“In ordinary times, such acts alone might be considered impeachable offenses or at the least the focus of intense scrutiny. But 286 congressional Republicans have said nary a word. And today, congressional Republicans have chosen, yet again, to look the other way to rampant corruption in this administration. That corruption is eating away at the bedrocks of this republic that have been laid and repeatedly fortified, regardless of party, for 242 years. We do not accept it. We will continue to exercise every tool at our disposal to stop this debasement. This fight isn’t over.”
The Lieu/Pascrell Resolution of Inquiry directed the Attorney General Jeff Sessions to provide to the House of Representatives any documents, recordings, memos, records, or other communications relating to any pardon Donald Trump has issued or has considered issuing, including those potentially involving Michael Cohen, Paul Manafort, Mike Flynn, George Papadopoulos, and anyone else including Trump’s family and himself.
Resolutions of Inquiry are one of the methods used by the House to obtain information from the executive branch. The House traditionally ‘‘requests’’ the President and ‘‘directs’’ the heads of executive departments to furnish information. The House Judiciary Committee has 14 legislative days from its introduction to consider the resolution. In this instance, the committee acted to take up the resolution for consideration. Had they not, either favorably or unfavorably, the resolution is sent to the House floor for consideration.
Article II, Section 2 of the U.S Constitution posits that the President “shall have Power to Grant Reprieves and Pardons for Offenses against the United States, except in Cases of Impeachment.” This allows the President to free any American from federal criminal liability, as well as commute sentences or restore rights diminished by conviction. A pardon can cover past acts and be applied whether a person is under investigation, is on trial, has been convicted, or has long been out of prison. The power is not subject to judicial review.
Donald Trump’s exercise of the pardon power so far, and his ruminations of that power, constitute perhaps the most disturbing pattern of his presidency so far. Last August Trump pardoned the former sheriff of Arizona’s largest county, Joe Arpaio, following his conviction for imposing a reign of racial profiling terror against Latinos and for the systematic mistreatment of prisoners in his custody. In April, he pardoned Lewis “Scooter” Libby, the former top aide to Vice President Dick Cheney, who was convicted in 2007 of perjury, lying to FBI agents, and obstruction of justice. And last week, he pardoned right wing commentator Dinesh D’Souza, a well-known race baiter convicted of a campaign finance felony. None of these individuals ever expressed responsibility or contrition – the bedrock requirement for previous administrations to even be considered the honor of a pardon.
Trump has mused about using his pardon power to absolve the legal liability his aides and his family members to block possible indictments. He has openly bragged about pardoning himself – an absurd proposition that would elevate the American presidency to the status of a monarch above all laws.
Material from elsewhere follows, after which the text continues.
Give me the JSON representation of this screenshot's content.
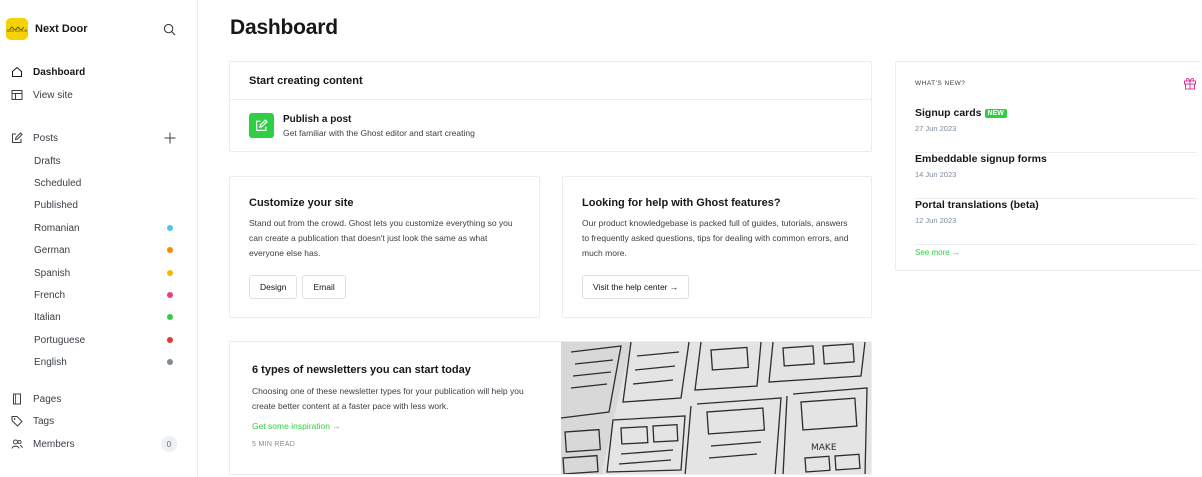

As Donald Trump has ramped up his abuse of the pardon power, Democrats on the House Judiciary Committee have been increasingly active in highlighting the dangers of Trump’s pardon measures and statements and demanding oversight hearings. This week, Committee Democrats sent a letter to White House Counsel Don McGahn demanding information from McGahn on Trump’s pardons and the procedures the White House has gone through in making its pardon decisions. H.Res. 928 constitutes the next step in shining light on the urgency of the pardons issue and the threat Trump’s behavior poses.
Last week, Reps. Lieu and Pascrell authored an op-ed in USA Today on the subject last week.